Yes, there is obesity in Egypt; although the situation is far worse in other Middle Eastern countries that have undergone more dramatic cultural transitions in recent years. But that's not really my subject today anyway. Rather, I am invoking the well-known observation that the Nile -- or, rather, "denial" -- is not just a river in Egypt.
Denial bedevils our responses to rampant childhood obesity. Whether or not knowledge is reliably power, obliviousness is reliably disempowering. We don't always fix what we know to be broken, but we virtually never fix what we are overlooking. With regard to health, this most indelibly relates to alcoholism and addiction, where acknowledgement of the problem is uniformly recognized as the first part of the solution.
So as we relinquish the relatively unit-free lassitude of summer, and our kids return to school where the customary application of measures -- attendance, grades, report cards -- will resume, we are invited to confront our ambivalence about their literal "weighing and measuring," amidst the figurative.
When Mike Huckabee, as governor of Arkansas and chair of the National Governors Association, introduced universal BMI "report cards" in the schools of his state, a modest decline in childhood obesity rates statewide ensued. That was a very big deal in a part of the country inordinately prone to this intractable problem. Even so, ambivalence about weighing kids in schools prevails. The worry persists that making kids step on a scale will embarrass or stigmatize them, and sending information about obesity home to parents will, in essence, "blame the victims."
There are legitimate concerns in all that. But if we choose not to know what our kids weigh, and whether or not it is a threat to their health, it potentially leaves us all floating along denial -- with potentially grave consequences.
Two recent studies address the dangers of what I have opted to call our relative obliviousness to prevailing obesity in our kids: "oblivobesity." The first report, issued by the CDC on July 23, used a representative sample of children and adolescents in the U.S. to compare actual weight with perceptions of weight. The principal finding was that more than 80 percent of overweight boys and 70 percent of overweight girls misperceived their weight as "normal." The frequency of such misperception declined as socioeconomic status rose, indicating that families with more resources were more likely to have heightened awareness of healthy weight.
A related paper, published about a week later in Preventing Chronic Disease, also compared actual and perceived weight in a nationally representative cohort of children and adolescents. The researchers then went on to look at the correlation of these measures with attempted weight loss. As in the earlier paper, a high percentage of kids -- and their parents -- underestimated their weight. This group was roughly three times less likely to attempt weight loss than overweight kids who accurately assessed their weight.
Among the relatively small percentage of kids who over-estimated their weight, the rate of attempted weight loss was more than nine times higher than among kids who perceived their weight status accurately.
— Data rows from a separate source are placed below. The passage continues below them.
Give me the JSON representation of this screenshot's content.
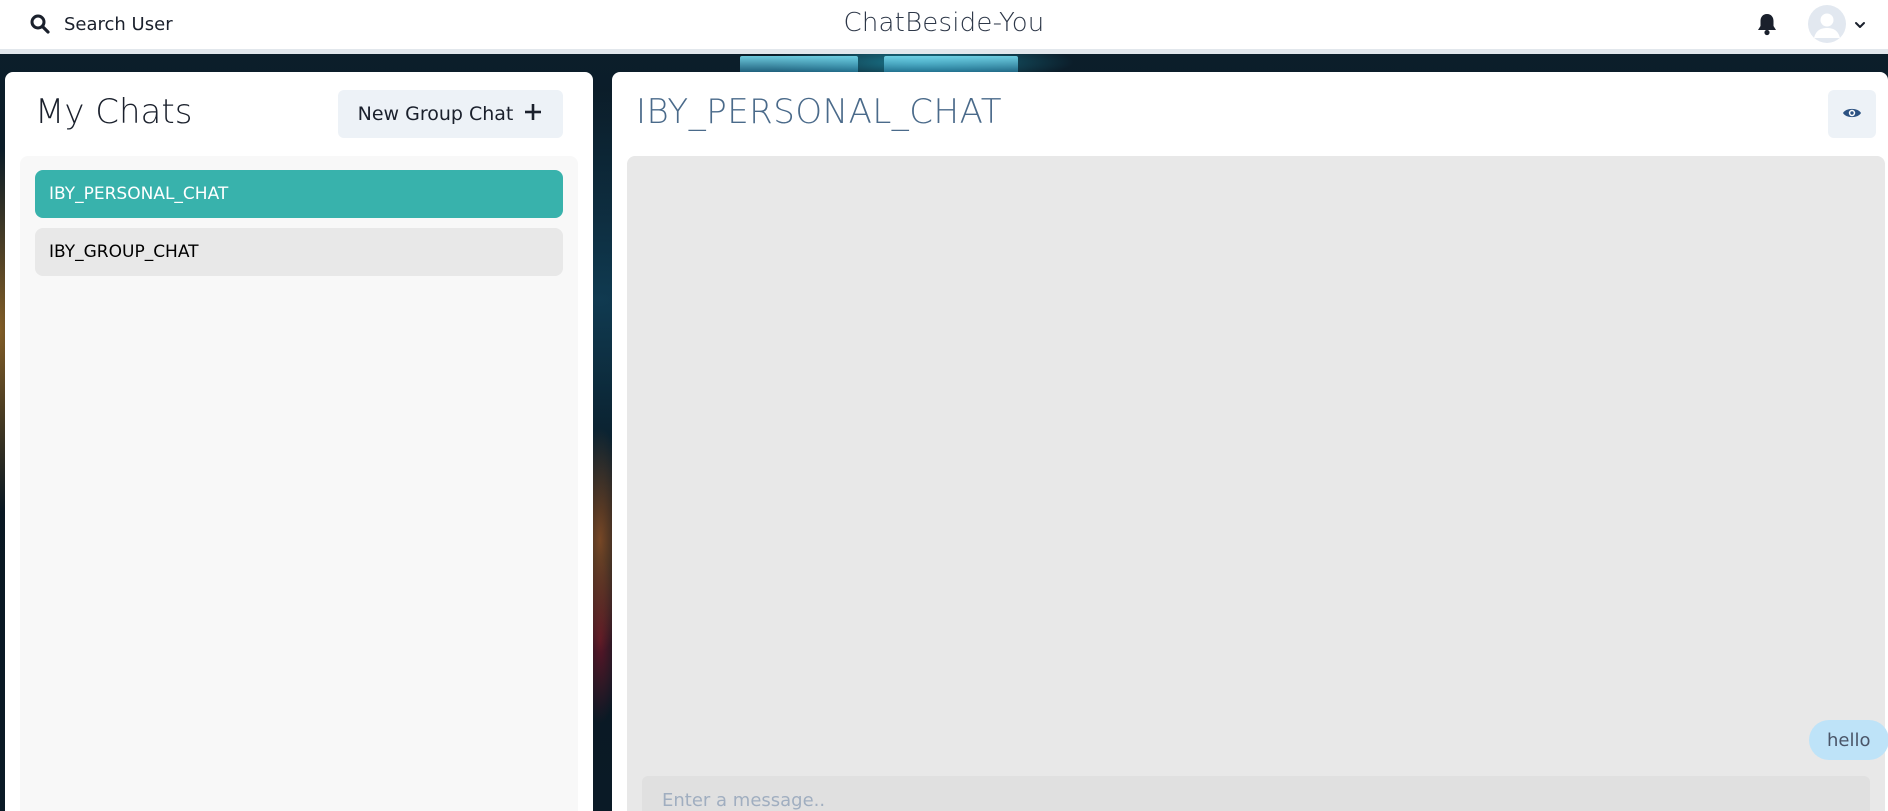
{
  "header": {
    "search_label": "Search User",
    "search_icon": "search-icon",
    "app_title": "ChatBeside-You",
    "notification_icon": "bell-icon",
    "avatar_icon": "user-avatar-icon",
    "menu_icon": "chevron-down-icon"
  },
  "sidebar": {
    "title": "My Chats",
    "new_group_label": "New Group Chat",
    "new_group_icon": "plus-icon",
    "chats": [
      {
        "name": "IBY_PERSONAL_CHAT",
        "active": true
      },
      {
        "name": "IBY_GROUP_CHAT",
        "active": false
      }
    ]
  },
  "chat": {
    "title": "IBY_PERSONAL_CHAT",
    "view_icon": "eye-icon",
    "messages": [
      {
        "text": "hello",
        "sent": true
      }
    ],
    "input_placeholder": "Enter a message.."
  },
  "colors": {
    "accent": "#38b2ac",
    "bubble": "#bee3f8",
    "panel_bg": "#e8e8e8"
  }
}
This is an alarmingly high rate of "dieting" among kids who have no need to lose weight in the first place, and clear cause for worry about incipient eating disorders.
So our disinclination to weigh our kids routinely is not sparing them our culture's unfortunate preoccupation with weight. It is merely distorting their perspective of their own weight, what is healthy, and how to get there from here. Our kids are prone to the perils of a societal preoccupation with weight, rather than a focus on health and the lifestyle factors that support it. Eating well and being active are important regardless of weight, because they promote health. Weight is merely one among many measures that suggest something about overall health -- albeit an important one.
There is an alternative to oblivobesity that doesn't involve obsession with weight, that doesn't blame the victim, that doesn't ostracize the overweight child, and that doesn't imply bathroom scales measure anything important about human worth. That alternative is a focus on health and family, love and the long term.
Should we know whether or not our kids, or ourselves, are overweight? Of course, just as we should know -- before a mechanical calamity -- that the oil in our car needs changing, or our tire pressure is low. Obesity in our children, as in ourselves, is associated with a genuinely dire array of potential consequences. Avoiding these is best done with early intervention, rather than late.
As for that intervention, there will be times -- at the extremes -- when it will need to be clinical. But if we are constantly aware and efficiently responsive, there won't be nearly so much heavy lifting involved -- and the solution can be cultural instead. Families can increase their devotion to eating well and being active, together, and thereby help a child lose weight, and more importantly, find health. But not alone, and not encumbered by shame or blame. Together, and because of love.
Knowledge may or may not translate into power. Obliviousness far more reliably translates into powerlessness. We cannot ignore the threat of obesity to our children and still hope to fix it. We can, however, fix it, without fixating on it. The BMI is just a measure of potential health risk, like a dashboard indicator light. When it flashes, it is not an indication of failure or neglect, but an invitation for corrective action before things go from bad to worse.
I hear the Nile is lovely this time of year. But the future health of our kids is at stake. So I think we can and must do better than float along, oblivious.
David L. Katz, MD, MPH, FACPM, FACP is the founding director of Yale University's Prevention Research Center, President of the American College of Lifestyle Medicine, Editor-in-Chief of the journal Childhood Obesity, and the Childhood Obesity expert for About.com. He is the author of Disease Proof - which preaches what he practices. He and his wife Catherine have 5 children.